What Is a Land Purchase Agreement?
In real estate, a Land Purchase Agreement (not to be confused with a Land Contract) is a legal document used to record the terms and conditions of a deal concluded between an original landowner (the Seller) and a person or company intended to acquire this land or property (the Buyer). Generally, this agreement transfers ownership of the property from one person to another with different types of agreements serving different purposes. If you want to purchase land in the United States, it is better to get familiar with the most widespread types to find the one that suits you best.
A purchase contract for land can fall into one the following broad subcategories:
- General Purchase Agreement. This type of agreement is much shorter and contains only the most essential points. It is typically applied if the Buyer acquires the property directly from the Seller instead of purchasing it through a real estate agent;
- Property-Specific Purchase Agreement. This type of agreement is normally used as vacant land purchase and sales agreement; however, it may be customized to buy a mobile home, and other non-typical property. Buying vacant land is a complicated task that includes many aspects like the presence of hazardous materials, the condition of the soil, zoning of the area, and so on. That is why many real estate agents define vacant land purchase agreement that covers all points specific to vacant land transfer as a separate form of agreement;
- State or Association Purchase Agreement. Some realtor associations and states have standard sales contracts they require to use during the property transaction.
Types of Land Purchase Agreements
The different types of land purchase and sale agreements may depend on the payment plan and the guarantees Sellers can and want to offer to the Buyer. The most popular types of contracts are:
- Warranty Deeds. These are considered the most secure both for the purchase of land or any other type of real estate.

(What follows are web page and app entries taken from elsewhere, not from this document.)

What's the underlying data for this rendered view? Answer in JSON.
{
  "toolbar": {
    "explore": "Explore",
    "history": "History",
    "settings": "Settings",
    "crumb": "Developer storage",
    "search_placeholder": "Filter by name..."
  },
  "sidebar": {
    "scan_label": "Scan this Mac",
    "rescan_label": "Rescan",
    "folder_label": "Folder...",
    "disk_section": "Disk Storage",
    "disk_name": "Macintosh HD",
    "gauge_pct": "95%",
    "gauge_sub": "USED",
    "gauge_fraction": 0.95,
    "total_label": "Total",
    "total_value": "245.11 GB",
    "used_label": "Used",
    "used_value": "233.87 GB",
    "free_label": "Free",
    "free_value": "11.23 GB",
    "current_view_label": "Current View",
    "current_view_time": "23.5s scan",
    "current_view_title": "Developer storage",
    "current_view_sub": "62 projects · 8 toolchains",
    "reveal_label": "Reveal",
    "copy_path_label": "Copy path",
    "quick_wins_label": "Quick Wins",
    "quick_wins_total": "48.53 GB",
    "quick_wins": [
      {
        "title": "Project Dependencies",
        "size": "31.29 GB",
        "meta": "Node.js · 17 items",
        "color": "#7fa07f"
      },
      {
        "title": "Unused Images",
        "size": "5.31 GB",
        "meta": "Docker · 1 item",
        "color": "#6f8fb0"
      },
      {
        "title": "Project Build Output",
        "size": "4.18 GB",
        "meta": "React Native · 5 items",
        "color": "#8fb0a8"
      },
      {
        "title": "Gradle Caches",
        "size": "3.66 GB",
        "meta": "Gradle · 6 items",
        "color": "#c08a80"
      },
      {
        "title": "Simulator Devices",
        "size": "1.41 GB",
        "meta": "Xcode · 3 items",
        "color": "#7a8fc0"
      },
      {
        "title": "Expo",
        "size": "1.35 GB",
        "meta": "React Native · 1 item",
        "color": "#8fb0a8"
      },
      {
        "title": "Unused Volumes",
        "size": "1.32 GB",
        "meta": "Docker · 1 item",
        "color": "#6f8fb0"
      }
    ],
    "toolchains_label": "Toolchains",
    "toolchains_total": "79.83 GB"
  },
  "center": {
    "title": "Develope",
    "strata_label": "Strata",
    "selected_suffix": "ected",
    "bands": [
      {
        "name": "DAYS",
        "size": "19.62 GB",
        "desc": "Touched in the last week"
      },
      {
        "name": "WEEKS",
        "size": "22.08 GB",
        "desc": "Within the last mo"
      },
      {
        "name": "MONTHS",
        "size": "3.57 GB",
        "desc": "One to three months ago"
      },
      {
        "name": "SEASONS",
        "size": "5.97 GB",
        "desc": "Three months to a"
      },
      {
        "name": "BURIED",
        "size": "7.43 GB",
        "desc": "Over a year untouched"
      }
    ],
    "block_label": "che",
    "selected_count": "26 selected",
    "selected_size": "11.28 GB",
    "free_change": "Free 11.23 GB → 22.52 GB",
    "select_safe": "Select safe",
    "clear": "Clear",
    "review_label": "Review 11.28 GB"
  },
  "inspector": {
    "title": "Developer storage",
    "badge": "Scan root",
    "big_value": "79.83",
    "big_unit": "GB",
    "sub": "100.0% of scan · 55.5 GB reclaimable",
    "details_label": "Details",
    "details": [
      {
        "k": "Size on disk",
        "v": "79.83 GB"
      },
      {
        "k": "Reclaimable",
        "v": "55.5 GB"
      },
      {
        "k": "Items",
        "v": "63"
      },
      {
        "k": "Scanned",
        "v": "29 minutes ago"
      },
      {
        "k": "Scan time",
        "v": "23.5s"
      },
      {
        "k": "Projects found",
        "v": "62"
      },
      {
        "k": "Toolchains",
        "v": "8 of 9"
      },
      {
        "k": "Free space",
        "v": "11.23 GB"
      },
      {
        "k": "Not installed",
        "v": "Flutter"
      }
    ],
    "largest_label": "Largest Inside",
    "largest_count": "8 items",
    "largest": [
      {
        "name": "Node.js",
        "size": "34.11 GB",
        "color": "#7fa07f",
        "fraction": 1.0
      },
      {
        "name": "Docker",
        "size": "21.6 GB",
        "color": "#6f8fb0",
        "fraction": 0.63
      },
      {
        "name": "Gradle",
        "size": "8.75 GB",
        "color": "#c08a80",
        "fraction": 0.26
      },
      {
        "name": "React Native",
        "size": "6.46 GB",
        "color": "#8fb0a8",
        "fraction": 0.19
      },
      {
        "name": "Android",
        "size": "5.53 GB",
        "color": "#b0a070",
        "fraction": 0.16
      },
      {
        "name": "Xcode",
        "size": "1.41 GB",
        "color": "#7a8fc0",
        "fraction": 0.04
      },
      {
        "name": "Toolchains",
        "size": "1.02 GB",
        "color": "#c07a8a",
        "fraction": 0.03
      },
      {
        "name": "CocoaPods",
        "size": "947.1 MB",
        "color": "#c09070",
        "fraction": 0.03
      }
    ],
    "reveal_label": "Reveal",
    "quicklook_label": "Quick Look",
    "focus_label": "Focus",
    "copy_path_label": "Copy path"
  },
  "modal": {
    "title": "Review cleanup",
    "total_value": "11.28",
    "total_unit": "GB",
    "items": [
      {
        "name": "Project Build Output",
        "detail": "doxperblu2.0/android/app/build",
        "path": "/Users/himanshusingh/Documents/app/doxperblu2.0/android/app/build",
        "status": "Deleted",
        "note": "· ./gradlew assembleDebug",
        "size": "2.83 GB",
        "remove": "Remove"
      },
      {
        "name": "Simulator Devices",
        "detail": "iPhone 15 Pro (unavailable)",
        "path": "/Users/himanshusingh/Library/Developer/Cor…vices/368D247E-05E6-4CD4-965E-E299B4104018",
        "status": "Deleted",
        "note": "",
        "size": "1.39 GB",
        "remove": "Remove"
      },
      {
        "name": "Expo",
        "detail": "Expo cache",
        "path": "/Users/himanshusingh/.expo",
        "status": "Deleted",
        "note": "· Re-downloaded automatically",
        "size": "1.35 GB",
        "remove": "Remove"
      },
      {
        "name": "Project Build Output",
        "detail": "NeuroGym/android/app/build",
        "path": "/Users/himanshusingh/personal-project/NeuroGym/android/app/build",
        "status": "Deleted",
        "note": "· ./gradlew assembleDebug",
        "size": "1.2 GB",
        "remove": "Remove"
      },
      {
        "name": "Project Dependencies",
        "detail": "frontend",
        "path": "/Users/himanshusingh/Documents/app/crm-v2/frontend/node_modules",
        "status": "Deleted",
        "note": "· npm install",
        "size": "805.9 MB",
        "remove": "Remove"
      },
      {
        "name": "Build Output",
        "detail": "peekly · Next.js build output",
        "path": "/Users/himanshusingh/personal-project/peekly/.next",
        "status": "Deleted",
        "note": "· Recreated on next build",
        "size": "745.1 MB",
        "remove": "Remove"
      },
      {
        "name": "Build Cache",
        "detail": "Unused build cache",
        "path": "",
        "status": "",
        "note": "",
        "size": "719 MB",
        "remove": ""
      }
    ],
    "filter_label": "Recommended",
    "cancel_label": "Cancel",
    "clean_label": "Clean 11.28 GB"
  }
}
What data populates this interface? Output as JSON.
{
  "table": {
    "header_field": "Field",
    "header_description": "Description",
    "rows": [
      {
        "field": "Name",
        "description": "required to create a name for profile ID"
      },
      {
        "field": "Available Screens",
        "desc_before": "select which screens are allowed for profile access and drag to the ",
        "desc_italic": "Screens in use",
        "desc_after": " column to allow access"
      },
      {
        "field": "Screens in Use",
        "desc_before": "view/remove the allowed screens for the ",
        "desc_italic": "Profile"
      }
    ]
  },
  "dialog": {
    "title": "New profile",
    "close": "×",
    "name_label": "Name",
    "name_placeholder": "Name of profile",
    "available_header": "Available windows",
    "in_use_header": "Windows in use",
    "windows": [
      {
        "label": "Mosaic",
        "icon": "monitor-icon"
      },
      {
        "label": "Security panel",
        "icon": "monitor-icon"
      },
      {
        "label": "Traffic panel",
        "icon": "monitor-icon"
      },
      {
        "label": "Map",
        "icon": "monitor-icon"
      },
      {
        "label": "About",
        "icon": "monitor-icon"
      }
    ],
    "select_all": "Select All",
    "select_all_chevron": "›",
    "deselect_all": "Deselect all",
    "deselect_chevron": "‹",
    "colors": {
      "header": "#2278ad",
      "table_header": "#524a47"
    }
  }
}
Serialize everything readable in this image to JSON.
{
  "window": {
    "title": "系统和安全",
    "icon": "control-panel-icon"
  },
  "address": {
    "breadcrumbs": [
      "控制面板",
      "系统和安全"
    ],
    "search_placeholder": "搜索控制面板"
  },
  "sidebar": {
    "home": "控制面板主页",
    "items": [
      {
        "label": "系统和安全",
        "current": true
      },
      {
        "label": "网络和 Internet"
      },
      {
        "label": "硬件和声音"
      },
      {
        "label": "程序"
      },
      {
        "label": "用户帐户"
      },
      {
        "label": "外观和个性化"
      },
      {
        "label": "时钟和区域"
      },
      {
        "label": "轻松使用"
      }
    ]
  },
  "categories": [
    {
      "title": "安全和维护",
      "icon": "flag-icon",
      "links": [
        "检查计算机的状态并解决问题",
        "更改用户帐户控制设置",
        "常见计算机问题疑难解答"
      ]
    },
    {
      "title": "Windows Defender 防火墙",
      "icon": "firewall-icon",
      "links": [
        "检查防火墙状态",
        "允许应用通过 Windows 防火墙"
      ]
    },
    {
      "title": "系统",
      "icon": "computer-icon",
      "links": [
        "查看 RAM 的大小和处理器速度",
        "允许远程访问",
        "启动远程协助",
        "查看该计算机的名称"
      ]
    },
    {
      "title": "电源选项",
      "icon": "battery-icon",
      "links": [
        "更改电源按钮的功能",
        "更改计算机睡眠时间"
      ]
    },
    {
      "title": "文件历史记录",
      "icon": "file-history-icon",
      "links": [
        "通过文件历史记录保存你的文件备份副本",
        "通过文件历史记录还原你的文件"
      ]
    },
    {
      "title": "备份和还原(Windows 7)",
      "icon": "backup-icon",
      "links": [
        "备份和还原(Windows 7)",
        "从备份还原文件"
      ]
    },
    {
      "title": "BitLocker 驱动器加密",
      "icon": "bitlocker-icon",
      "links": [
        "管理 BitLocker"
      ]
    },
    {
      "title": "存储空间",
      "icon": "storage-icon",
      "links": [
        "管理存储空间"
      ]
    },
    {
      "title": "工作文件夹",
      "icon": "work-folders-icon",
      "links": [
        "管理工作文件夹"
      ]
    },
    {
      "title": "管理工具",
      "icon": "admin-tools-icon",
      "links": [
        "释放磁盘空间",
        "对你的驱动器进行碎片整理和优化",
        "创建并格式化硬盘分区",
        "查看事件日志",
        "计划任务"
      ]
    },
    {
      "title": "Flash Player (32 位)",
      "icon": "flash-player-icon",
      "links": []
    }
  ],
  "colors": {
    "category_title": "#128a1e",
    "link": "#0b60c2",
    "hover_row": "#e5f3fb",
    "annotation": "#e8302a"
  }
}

When buying property via a warranty deed, the Seller guarantees that the property is free of debts or any other possible liens. The Seller is obliged to defend the title against any other claims and compensate the Buyer any unsettled debts or liabilities that may arise;
- Special Warranty Deeds. This type of contract does not cover the whole history of ownership. It states only that the property was not encumbered during the Seller’s ownership. This type of agreement is often used when buying land for commercial use in the U.S.;
- Grant Deeds. This document transfers all rights for the property from the Seller to the Buyer immediately. It secures two main guarantees: that the Seller is the legal owner or the property and that the Seller can transfer it free of debt. Unlike the regular or special warranty deed, it does not protect the Seller from any possible defects of title. It is typically used for residential real estate sales and when transferring the property ownership between spouses (e.g., in case of divorce);
- Bargain and Sale Deeds. In case of a land purchase via this deed, the Buyer will not be guaranteed that the Seller owns the real estate free and clear. This document will not protect the Buyer from any possible encumbrances. It only states that the Seller holds the title of the indicated real estate, but if any title defect appears at a later date - the Buyer may be in trouble. It is often used during sales of court-seized property;
- Quit Claim Deeds. This type of agreement provides the Buyer with the least amount of protection. It offers no warranty to the status of the property title. It only transfers all claims and rights for the real estate from one party to the other, often with no monetary exchange. This type of contract is generally used by spouses and other family members.